Please use this identifier to cite or link to this item: https://doi.org/10.1038/s41598-019-54715-9
Title: Population genomics of two congeneric Palaearctic shorebirds reveals differential impacts of Quaternary climate oscillations across habitats types
Authors: Tan, H.Z. 
Ng, E.Y.X. 
Tang, Q. 
Allport, G.A.
Jansen, J.J.F.J.
Tomkovich, P.S.
Rheindt, F.E. 
Issue Date: 2019
Publisher: Nature Research
Citation: Tan, H.Z., Ng, E.Y.X., Tang, Q., Allport, G.A., Jansen, J.J.F.J., Tomkovich, P.S., Rheindt, F.E. (2019). Population genomics of two congeneric Palaearctic shorebirds reveals differential impacts of Quaternary climate oscillations across habitats types. Scientific Reports 9 (1) : 18172. ScholarBank@NUS Repository. https://doi.org/10.1038/s41598-019-54715-9
Rights: Attribution 4.0 International
Abstract: Intracontinental biotic divisions across the vast Palaearctic region are not well-characterized. Past research has revealed patterns ranging from a lack of population structure to deep divergences along varied lines of separation. Here we compared biogeographic patterns of two Palaearctic shorebirds with different habitat preferences, Whimbrel (Numenius phaeopus) and Eurasian curlew (N. arquata). Using genome-wide markers from populations across the Palaearctic, we applied a multitude of population genomic and phylogenomic approaches to elucidate population structure. Most importantly, we tested for isolation by distance and visualized barriers and corridors to gene flow. We found shallow Palaearctic population structure in subpolar bog and tundra-breeding whimbrels, consistent with other species breeding at a similarly high latitude, indicating connectivity across the tundra belt, both presently and during southward shifts in periods of global cooling. In contrast, the temperate grassland-breeding Eurasian curlew emerged in three distinct clades corresponding to glacial refugia. Barriers to gene flow coincided with areas of topographic relief in the central Palaearctic for whimbrels and further east for Eurasian curlews. Our findings highlight the interplay of historic and ecological factors in influencing present-day population structure of Palaearctic biota. © 2019, The Author(s).
Source Title: Scientific Reports
URI: https://scholarbank.nus.edu.sg/handle/10635/212226
ISSN: 20452322
DOI: 10.1038/s41598-019-54715-9
Rights: Attribution 4.0 International
Appears in Collections:Staff Publications
Elements
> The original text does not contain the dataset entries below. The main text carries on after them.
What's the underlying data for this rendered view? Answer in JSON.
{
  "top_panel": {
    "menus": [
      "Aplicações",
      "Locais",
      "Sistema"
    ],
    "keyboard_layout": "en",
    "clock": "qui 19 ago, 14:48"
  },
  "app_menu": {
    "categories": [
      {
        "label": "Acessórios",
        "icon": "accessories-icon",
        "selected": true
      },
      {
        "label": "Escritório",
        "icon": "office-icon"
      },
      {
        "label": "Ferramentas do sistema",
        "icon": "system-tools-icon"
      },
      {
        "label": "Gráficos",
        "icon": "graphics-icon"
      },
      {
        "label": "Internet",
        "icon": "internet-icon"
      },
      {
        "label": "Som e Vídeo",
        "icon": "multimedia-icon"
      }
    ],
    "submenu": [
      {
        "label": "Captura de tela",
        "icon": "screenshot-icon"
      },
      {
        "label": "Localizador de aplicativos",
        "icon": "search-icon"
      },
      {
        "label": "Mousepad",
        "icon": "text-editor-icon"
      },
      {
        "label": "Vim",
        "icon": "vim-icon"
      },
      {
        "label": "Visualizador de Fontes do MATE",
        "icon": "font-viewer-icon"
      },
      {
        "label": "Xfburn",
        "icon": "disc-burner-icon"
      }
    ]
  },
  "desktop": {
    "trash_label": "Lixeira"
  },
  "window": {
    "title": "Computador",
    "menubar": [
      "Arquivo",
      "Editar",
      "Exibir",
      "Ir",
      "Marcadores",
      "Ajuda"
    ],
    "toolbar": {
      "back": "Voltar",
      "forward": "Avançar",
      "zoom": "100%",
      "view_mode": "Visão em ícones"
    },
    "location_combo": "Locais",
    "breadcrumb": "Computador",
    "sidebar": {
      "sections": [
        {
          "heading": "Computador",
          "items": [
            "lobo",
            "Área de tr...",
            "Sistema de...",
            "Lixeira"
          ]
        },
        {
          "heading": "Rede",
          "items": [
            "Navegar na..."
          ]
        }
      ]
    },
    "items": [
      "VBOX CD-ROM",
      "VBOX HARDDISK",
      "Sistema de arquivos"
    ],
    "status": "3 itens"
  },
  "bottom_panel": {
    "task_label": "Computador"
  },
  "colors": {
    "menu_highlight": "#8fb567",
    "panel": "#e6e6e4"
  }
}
Show full item record
Files in This Item:
File Description SizeFormatAccess SettingsVersion 
10_1038_s41598-019-54715-9.pdf1.78 MBAdobe PDF

OPEN

NoneView/Download

Google ScholarTM

Check

Altmetric


This item is licensed under a Creative Commons License Creative Commons